B.C. to offer second dose of COVID vaccine after 4 months

·3 min read

VICTORIA — British Columbia will extend the time between the first and second doses of COVID-19 vaccines to four months as it ramps up its age-based immunization plan to free up doses so all residents could get their initial shot by July.

Provincial health officer Dr. Bonnie Henry said Monday the change is based on the "miraculous" protection of at least 90 per cent from the first dose of the Pfizer-BioNTech and Moderna vaccines.

She said the National Advisory Committee on Immunization is expected to issue a statement to align with B.C.'s decision, which is also based on similar data from Quebec and countries including Israel and the United Kingdom.

Starting Monday, health authorities will contact residents and staff of independent living centres, those living in seniors' supportive housing as well as homecare support clients and staff.

Seniors aged 90 and up can call a central number to make their appointment starting next Monday, followed a week later by those aged 85 and over.

People 80 and up will have a chance to book their time-slot on March 22. Those between 60 and 79 as well as people 16 and up who are medically vulnerable are expected to get their shots starting in mid-April by registering for an appointment online.

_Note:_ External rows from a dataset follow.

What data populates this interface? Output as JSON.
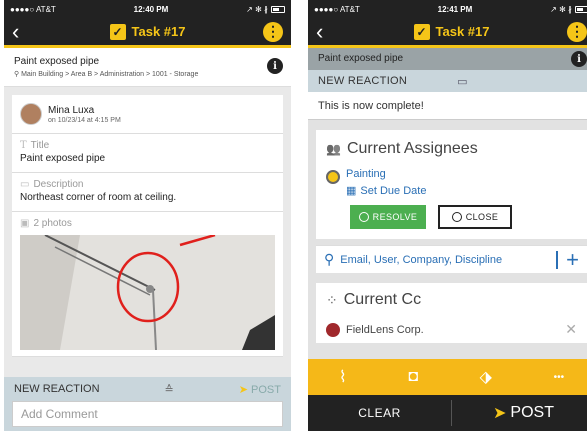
{
  "left": {
    "status": {
      "carrier": "●●●●○ AT&T",
      "time": "12:40 PM",
      "right": "↗ ✻ ∦"
    },
    "nav": {
      "back": "‹",
      "title": "Task #17",
      "check": "✓",
      "menu": "⋮"
    },
    "task": {
      "name": "Paint exposed pipe",
      "path": "Main Building > Area B > Administration > 1001 - Storage",
      "info": "i",
      "pin": "⚲"
    },
    "author": {
      "name": "Mina Luxa",
      "date": "on 10/23/14 at 4:15 PM"
    },
    "title_field": {
      "label": "Title",
      "value": "Paint exposed pipe",
      "icon": "T"
    },
    "description_field": {
      "label": "Description",
      "value": "Northeast corner of room at ceiling.",
      "icon": "▭"
    },
    "photos": {
      "label": "2 photos",
      "icon": "▣"
    },
    "reaction": {
      "label": "NEW REACTION",
      "handle": "≙",
      "post": "POST",
      "post_icon": "➤",
      "comment_placeholder": "Add Comment"
    }
  },
  "right": {
    "status": {
      "carrier": "●●●●○ AT&T",
      "time": "12:41 PM",
      "right": "↗ ✻ ∦"
    },
    "nav": {
      "back": "‹",
      "title": "Task #17",
      "check": "✓",
      "menu": "⋮"
    },
    "task": {
      "name": "Paint exposed pipe",
      "info": "i"
    },
    "reaction": {
      "label": "NEW REACTION",
      "handle": "▭",
      "message": "This is now complete!"
    },
    "assignees": {
      "title": "Current Assignees",
      "icon": "👥",
      "name": "Painting",
      "due_label": "Set Due Date",
      "due_icon": "▦",
      "resolve_label": "RESOLVE",
      "close_label": "CLOSE"
    },
    "search": {
      "placeholder": "Email, User, Company, Discipline",
      "icon": "⚲",
      "add": "+"
    },
    "cc": {
      "title": "Current Cc",
      "icon": "⁘",
      "company": "FieldLens Corp.",
      "remove": "✕"
    },
    "toolbar": {
      "attach": "⌇",
      "camera": "◘",
      "tag": "⬗",
      "more": "•••"
    },
    "actions": {
      "clear": "CLEAR",
      "post": "POST",
      "post_icon": "➤"
    }
  },
  "colors": {
    "accent": "#f5c518",
    "nav": "#222222",
    "link": "#2a6fb5",
    "resolve": "#4caf50",
    "annotation": "#e0201c"
  }
}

Henry said first responders and essential workers, including teachers, may be eligible to get vaccinated starting in April as the province also decides on a strategy for the newly authorized AstraZeneca vaccine, with the first shipment expected to arrive in B.C. next week.

"We've had a number of places in communities around the province where we've had outbreaks. We can think about things like poultry workers (and) people who work in some of our mail distribution centres," she said.

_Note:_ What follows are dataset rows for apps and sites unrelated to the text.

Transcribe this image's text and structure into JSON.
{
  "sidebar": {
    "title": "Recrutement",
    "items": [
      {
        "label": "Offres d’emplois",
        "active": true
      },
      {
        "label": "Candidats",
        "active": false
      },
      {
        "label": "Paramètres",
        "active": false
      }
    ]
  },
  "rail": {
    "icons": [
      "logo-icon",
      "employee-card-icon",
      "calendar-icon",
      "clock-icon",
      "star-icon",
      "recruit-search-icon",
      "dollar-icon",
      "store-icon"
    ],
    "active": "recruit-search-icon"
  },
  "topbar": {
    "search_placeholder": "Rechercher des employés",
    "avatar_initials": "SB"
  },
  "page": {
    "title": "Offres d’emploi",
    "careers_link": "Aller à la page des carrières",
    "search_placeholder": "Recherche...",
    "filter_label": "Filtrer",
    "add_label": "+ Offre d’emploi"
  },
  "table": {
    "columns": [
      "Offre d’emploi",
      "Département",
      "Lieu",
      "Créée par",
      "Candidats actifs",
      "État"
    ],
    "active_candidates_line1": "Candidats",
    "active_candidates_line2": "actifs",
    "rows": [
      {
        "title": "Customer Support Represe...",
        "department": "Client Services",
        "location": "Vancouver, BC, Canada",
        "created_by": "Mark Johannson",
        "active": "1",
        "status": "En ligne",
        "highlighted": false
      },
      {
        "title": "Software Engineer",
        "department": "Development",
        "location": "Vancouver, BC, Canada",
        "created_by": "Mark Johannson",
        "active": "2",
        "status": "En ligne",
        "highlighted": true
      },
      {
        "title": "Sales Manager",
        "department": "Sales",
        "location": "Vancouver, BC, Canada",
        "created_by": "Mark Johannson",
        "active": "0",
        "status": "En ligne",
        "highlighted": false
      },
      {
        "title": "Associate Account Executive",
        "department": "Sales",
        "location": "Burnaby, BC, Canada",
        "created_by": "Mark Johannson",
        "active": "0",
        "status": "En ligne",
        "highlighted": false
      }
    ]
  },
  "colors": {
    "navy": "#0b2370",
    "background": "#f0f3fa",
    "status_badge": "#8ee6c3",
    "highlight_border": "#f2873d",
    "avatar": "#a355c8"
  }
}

While people will be able to choose whether they want the AstraZeneca vaccine or wait their turn for the Pfizer-BioNTech or Moderna vaccine, Henry said people should go with what is available first.

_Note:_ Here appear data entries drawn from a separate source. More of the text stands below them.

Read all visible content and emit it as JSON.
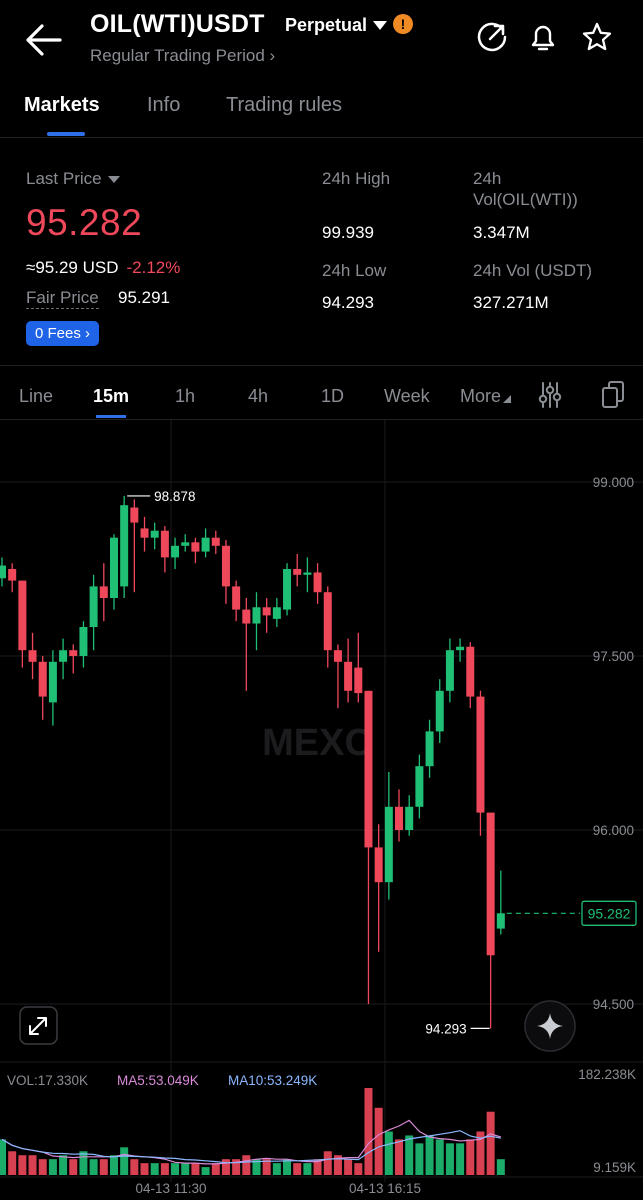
{
  "header": {
    "title": "OIL(WTI)USDT",
    "contract_type": "Perpetual",
    "warning_symbol": "!",
    "subtitle": "Regular Trading Period ›"
  },
  "tabs": [
    "Markets",
    "Info",
    "Trading rules"
  ],
  "stats": {
    "last_price_label": "Last Price",
    "last_price": "95.282",
    "approx_usd": "≈95.29 USD",
    "change_pct": "-2.12%",
    "fair_price_label": "Fair Price",
    "fair_price": "95.291",
    "fees_label": "0 Fees ›",
    "high_label": "24h High",
    "high": "99.939",
    "low_label": "24h Low",
    "low": "94.293",
    "vol_base_label_1": "24h",
    "vol_base_label_2": "Vol(OIL(WTI))",
    "vol_base": "3.347M",
    "vol_usdt_label": "24h Vol (USDT)",
    "vol_usdt": "327.271M"
  },
  "intervals": [
    "Line",
    "15m",
    "1h",
    "4h",
    "1D",
    "Week",
    "More"
  ],
  "colors": {
    "up": "#1fbf75",
    "down": "#f0485b",
    "accent": "#2f6fe8",
    "ma5": "#d98ad8",
    "ma10": "#8ab8ff"
  },
  "chart_data": {
    "type": "candlestick",
    "watermark": "MEXC",
    "price_axis": [
      "99.000",
      "97.500",
      "96.000",
      "94.500"
    ],
    "ylim": [
      93.6,
      99.6
    ],
    "current_price": "95.282",
    "max_label": "98.878",
    "min_label": "94.293",
    "time_labels": [
      "04-13 11:30",
      "04-13 16:15"
    ],
    "volume": {
      "label": "VOL:17.330K",
      "ma5_label": "MA5:53.049K",
      "ma10_label": "MA10:53.249K",
      "max_label": "182.238K",
      "min_label": "9.159K"
    },
    "candles": [
      {
        "o": 98.17,
        "c": 98.28,
        "h": 98.35,
        "l": 98.1
      },
      {
        "o": 98.25,
        "c": 98.15,
        "h": 98.3,
        "l": 98.05
      },
      {
        "o": 98.15,
        "c": 97.55,
        "h": 98.15,
        "l": 97.4
      },
      {
        "o": 97.55,
        "c": 97.45,
        "h": 97.7,
        "l": 97.3
      },
      {
        "o": 97.45,
        "c": 97.15,
        "h": 97.5,
        "l": 96.95
      },
      {
        "o": 97.1,
        "c": 97.45,
        "h": 97.55,
        "l": 96.9
      },
      {
        "o": 97.45,
        "c": 97.55,
        "h": 97.65,
        "l": 97.3
      },
      {
        "o": 97.55,
        "c": 97.5,
        "h": 97.6,
        "l": 97.35
      },
      {
        "o": 97.5,
        "c": 97.75,
        "h": 97.8,
        "l": 97.4
      },
      {
        "o": 97.75,
        "c": 98.1,
        "h": 98.2,
        "l": 97.55
      },
      {
        "o": 98.1,
        "c": 98.0,
        "h": 98.3,
        "l": 97.8
      },
      {
        "o": 98.0,
        "c": 98.52,
        "h": 98.55,
        "l": 97.9
      },
      {
        "o": 98.1,
        "c": 98.8,
        "h": 98.88,
        "l": 98.0
      },
      {
        "o": 98.78,
        "c": 98.65,
        "h": 98.85,
        "l": 98.05
      },
      {
        "o": 98.6,
        "c": 98.52,
        "h": 98.7,
        "l": 98.4
      },
      {
        "o": 98.52,
        "c": 98.58,
        "h": 98.65,
        "l": 98.42
      },
      {
        "o": 98.58,
        "c": 98.35,
        "h": 98.62,
        "l": 98.22
      },
      {
        "o": 98.35,
        "c": 98.45,
        "h": 98.52,
        "l": 98.25
      },
      {
        "o": 98.45,
        "c": 98.48,
        "h": 98.55,
        "l": 98.4
      },
      {
        "o": 98.48,
        "c": 98.4,
        "h": 98.52,
        "l": 98.3
      },
      {
        "o": 98.4,
        "c": 98.52,
        "h": 98.6,
        "l": 98.35
      },
      {
        "o": 98.52,
        "c": 98.45,
        "h": 98.58,
        "l": 98.38
      },
      {
        "o": 98.45,
        "c": 98.1,
        "h": 98.5,
        "l": 97.95
      },
      {
        "o": 98.1,
        "c": 97.9,
        "h": 98.15,
        "l": 97.8
      },
      {
        "o": 97.9,
        "c": 97.78,
        "h": 98.0,
        "l": 97.2
      },
      {
        "o": 97.78,
        "c": 97.92,
        "h": 98.05,
        "l": 97.55
      },
      {
        "o": 97.92,
        "c": 97.85,
        "h": 98.0,
        "l": 97.7
      },
      {
        "o": 97.82,
        "c": 97.92,
        "h": 98.0,
        "l": 97.75
      },
      {
        "o": 97.9,
        "c": 98.25,
        "h": 98.3,
        "l": 97.85
      },
      {
        "o": 98.25,
        "c": 98.2,
        "h": 98.38,
        "l": 98.1
      },
      {
        "o": 98.2,
        "c": 98.22,
        "h": 98.35,
        "l": 98.05
      },
      {
        "o": 98.22,
        "c": 98.05,
        "h": 98.3,
        "l": 97.95
      },
      {
        "o": 98.05,
        "c": 97.55,
        "h": 98.1,
        "l": 97.4
      },
      {
        "o": 97.55,
        "c": 97.45,
        "h": 97.6,
        "l": 97.05
      },
      {
        "o": 97.45,
        "c": 97.2,
        "h": 97.65,
        "l": 97.1
      },
      {
        "o": 97.4,
        "c": 97.18,
        "h": 97.7,
        "l": 97.1
      },
      {
        "o": 97.2,
        "c": 95.85,
        "h": 97.2,
        "l": 94.5
      },
      {
        "o": 95.85,
        "c": 95.55,
        "h": 96.05,
        "l": 94.95
      },
      {
        "o": 95.55,
        "c": 96.2,
        "h": 96.5,
        "l": 95.4
      },
      {
        "o": 96.2,
        "c": 96.0,
        "h": 96.35,
        "l": 95.9
      },
      {
        "o": 96.0,
        "c": 96.2,
        "h": 96.3,
        "l": 95.95
      },
      {
        "o": 96.2,
        "c": 96.55,
        "h": 96.65,
        "l": 96.1
      },
      {
        "o": 96.55,
        "c": 96.85,
        "h": 96.95,
        "l": 96.45
      },
      {
        "o": 96.85,
        "c": 97.2,
        "h": 97.3,
        "l": 96.75
      },
      {
        "o": 97.2,
        "c": 97.55,
        "h": 97.65,
        "l": 97.1
      },
      {
        "o": 97.55,
        "c": 97.58,
        "h": 97.65,
        "l": 97.45
      },
      {
        "o": 97.58,
        "c": 97.15,
        "h": 97.62,
        "l": 97.05
      },
      {
        "o": 97.15,
        "c": 96.15,
        "h": 97.2,
        "l": 95.95
      },
      {
        "o": 96.15,
        "c": 94.92,
        "h": 96.15,
        "l": 94.29
      },
      {
        "o": 95.15,
        "c": 95.282,
        "h": 95.65,
        "l": 95.1
      }
    ],
    "volumes": [
      9,
      6,
      5,
      5,
      4,
      4,
      5,
      4,
      6,
      4,
      4,
      5,
      7,
      4,
      3,
      3,
      3,
      3,
      3,
      3,
      2,
      3,
      4,
      4,
      5,
      4,
      4,
      3,
      4,
      3,
      3,
      4,
      6,
      5,
      4,
      3,
      22,
      17,
      11,
      9,
      10,
      8,
      10,
      9,
      8,
      8,
      9,
      11,
      16,
      4
    ]
  }
}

Premier John Horgan urged people to continue taking precautions — such as wearing masks, practising physical distancing and staying home when sick — aimed at reducing the spread of COVID-19 as vaccines become available.

"We have months to go and I want British Columbians to take the good news we're hearing today with the joy that it deserves. But we need to remind ourselves not just today, but next week and next month, that we have a long way to go," he said.

Dr. Penny Ballem, who is leading the province's vaccination plan, said about 400,000 people are expected to be vaccinated by early April but that number could rise because 70,000 more first doses will be available by stretching out the time before second doses are administered.

Ballem said it's important for people to call for an appointment only when it is their turn, or when the person they're calling for is eligible for vaccination in order to prevent call centres from being overwhelmed as has happened in other jurisdictions.

Information that will be required includes a birth date, personal health number and a postal code to connect people to the right health authority, she said, adding that an online booking system will be operating by mid-April.

"That, in and of itself, is a major, major step forward in our vaccination program," she said of the system that will also help track real-time vaccine effectiveness.

— By Camille Bains in Vancouver

This report by The Canadian Press was first published March 1, 2021.

The Canadian Press